Food shortages have hit the UK, with some supermarkets reporting shortages of up to 90% of their normal stocks.The supermarket industry is facing an acute food crisis with food stocks reaching an all-time low in April.Many food retailers have reported a shortage of up, while others have warned of shortages.The supermarket industry's official stock is at a low point, with the number of food items a...
A new U.S. study has found that people who eat a diet rich in iron are more likely to live longer than those who don’t.
The findings, published in the American Journal of Preventive Medicine, were based on data from more than 1,000 adults in the U.K. who were followed for six years.
“We found that those who consumed more iron were more likely than those in the general population to maintain their glucose levels after diagnosis of diabetes,” said study co-author Dr. Thomas Kukulich, an assistant professor of medicine at Harvard Medical School.
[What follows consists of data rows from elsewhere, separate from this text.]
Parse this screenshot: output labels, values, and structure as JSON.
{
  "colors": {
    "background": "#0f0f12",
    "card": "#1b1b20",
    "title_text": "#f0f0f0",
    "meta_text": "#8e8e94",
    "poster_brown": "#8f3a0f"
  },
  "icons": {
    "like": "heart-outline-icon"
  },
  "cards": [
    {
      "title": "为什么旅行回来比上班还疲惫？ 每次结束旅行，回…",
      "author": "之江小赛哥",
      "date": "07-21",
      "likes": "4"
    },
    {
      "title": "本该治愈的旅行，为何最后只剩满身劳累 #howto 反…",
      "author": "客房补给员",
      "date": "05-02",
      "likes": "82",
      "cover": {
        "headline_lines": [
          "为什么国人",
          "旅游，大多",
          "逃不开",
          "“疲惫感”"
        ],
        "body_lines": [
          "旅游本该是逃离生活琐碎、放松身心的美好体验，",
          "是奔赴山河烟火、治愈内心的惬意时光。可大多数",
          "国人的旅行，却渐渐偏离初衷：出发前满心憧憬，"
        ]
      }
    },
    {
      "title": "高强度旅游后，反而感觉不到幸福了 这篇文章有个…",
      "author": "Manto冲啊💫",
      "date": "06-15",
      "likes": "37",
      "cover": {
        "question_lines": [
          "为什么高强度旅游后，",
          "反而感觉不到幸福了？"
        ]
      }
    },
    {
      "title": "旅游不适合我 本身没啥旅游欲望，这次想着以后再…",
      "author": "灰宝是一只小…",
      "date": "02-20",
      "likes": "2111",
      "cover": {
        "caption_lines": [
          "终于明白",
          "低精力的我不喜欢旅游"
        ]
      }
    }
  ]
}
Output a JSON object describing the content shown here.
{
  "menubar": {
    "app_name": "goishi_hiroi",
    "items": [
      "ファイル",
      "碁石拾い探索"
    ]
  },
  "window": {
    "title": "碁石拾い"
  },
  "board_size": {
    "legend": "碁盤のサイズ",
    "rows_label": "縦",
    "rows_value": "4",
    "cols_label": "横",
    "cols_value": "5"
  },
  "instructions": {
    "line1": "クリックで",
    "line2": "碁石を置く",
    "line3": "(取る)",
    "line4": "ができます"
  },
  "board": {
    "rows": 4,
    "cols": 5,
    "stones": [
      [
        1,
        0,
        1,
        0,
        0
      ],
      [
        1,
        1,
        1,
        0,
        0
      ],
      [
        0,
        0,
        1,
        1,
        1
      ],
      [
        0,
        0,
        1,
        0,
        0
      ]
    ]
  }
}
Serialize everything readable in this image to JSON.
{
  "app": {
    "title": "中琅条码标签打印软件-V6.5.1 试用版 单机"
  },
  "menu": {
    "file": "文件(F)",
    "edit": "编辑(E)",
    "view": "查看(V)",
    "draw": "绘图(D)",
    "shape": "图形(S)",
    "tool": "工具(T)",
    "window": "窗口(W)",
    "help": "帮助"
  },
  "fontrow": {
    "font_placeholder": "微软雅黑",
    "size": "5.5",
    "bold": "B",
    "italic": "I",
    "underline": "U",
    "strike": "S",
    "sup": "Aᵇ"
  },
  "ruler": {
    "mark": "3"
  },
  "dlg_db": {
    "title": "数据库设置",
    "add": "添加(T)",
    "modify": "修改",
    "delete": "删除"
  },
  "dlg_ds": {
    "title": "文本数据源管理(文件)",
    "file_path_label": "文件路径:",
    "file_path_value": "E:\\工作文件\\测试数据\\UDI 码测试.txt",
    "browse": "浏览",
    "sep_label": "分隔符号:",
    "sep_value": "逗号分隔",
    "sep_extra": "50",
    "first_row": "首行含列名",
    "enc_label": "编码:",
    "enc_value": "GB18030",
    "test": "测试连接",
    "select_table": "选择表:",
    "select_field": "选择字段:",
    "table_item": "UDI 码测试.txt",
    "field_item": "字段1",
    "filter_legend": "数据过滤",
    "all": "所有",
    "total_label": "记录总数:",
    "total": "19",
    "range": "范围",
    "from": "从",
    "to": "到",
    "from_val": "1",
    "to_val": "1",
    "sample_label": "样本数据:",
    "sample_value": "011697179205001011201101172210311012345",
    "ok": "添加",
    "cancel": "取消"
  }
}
“Iron is a powerful agent that protects against many diseases, including cardiovascular disease and diabetes.
It’s also associated with many other benefits, including a lower risk of breast cancer, and even some cancer prevention.”
The study is one of the first to show that iron, in combination with other nutrients, is protective against the progression of type 2 diabetes.
Iron supplements were linked to a lower likelihood of developing the disease.
“Iron is an important nutrient in the human body, but not enough is known about the role it plays in the development of type 1 diabetes,” Kukullich said.
“This study shows us that this nutrient is critical to the prevention of type II diabetes, which is also a major cause of death in the United States.”
The researchers studied the health and well-being of 1,037 people who had been followed up for a total of three years.
They found that the people who ate a diet high in iron were 40 percent more likely at the end of six years to be diagnosed with type 2 disease and 60 percent more chance of having the disease when they had a second follow-up visit.
“If iron is good for us, why don’t we eat it all the time?” said Dr. Eric Kuklinski, a senior scientist at the American Diabetes Association.
“It’s a question that’s not being asked enough.”
The team’s findings are similar to previous research that suggested iron might be beneficial to people with type 1 and type 2.
“The more iron we consume, the less likely we are to develop type 2,” Kinkulich said in a statement.
“But the iron that’s really important is the extra iron that is produced when people are not eating iron.”
Iron is required for energy production and metabolism in most of the body.
But iron is also an important part of many of the cells in the body that can use iron to make new cells and to keep healthy.
“A high-level of iron may be critical for the development and maintenance of many important systems, including immune function, brain function, metabolism, and the ability to form and repair blood vessels,” Kunkulich added.
“The more we know about how these systems function, the better we can help them function better.”
In addition to Kukilinski, other authors of the study were Dr. John J. O’Sullivan, the Henry B. Simon Professor of Medicine at Harvard University, and Dr. Jonathan H. Wittenburg, a professor of epidemiology and biostatistics at Harvard’s John F. Kennedy School of Government.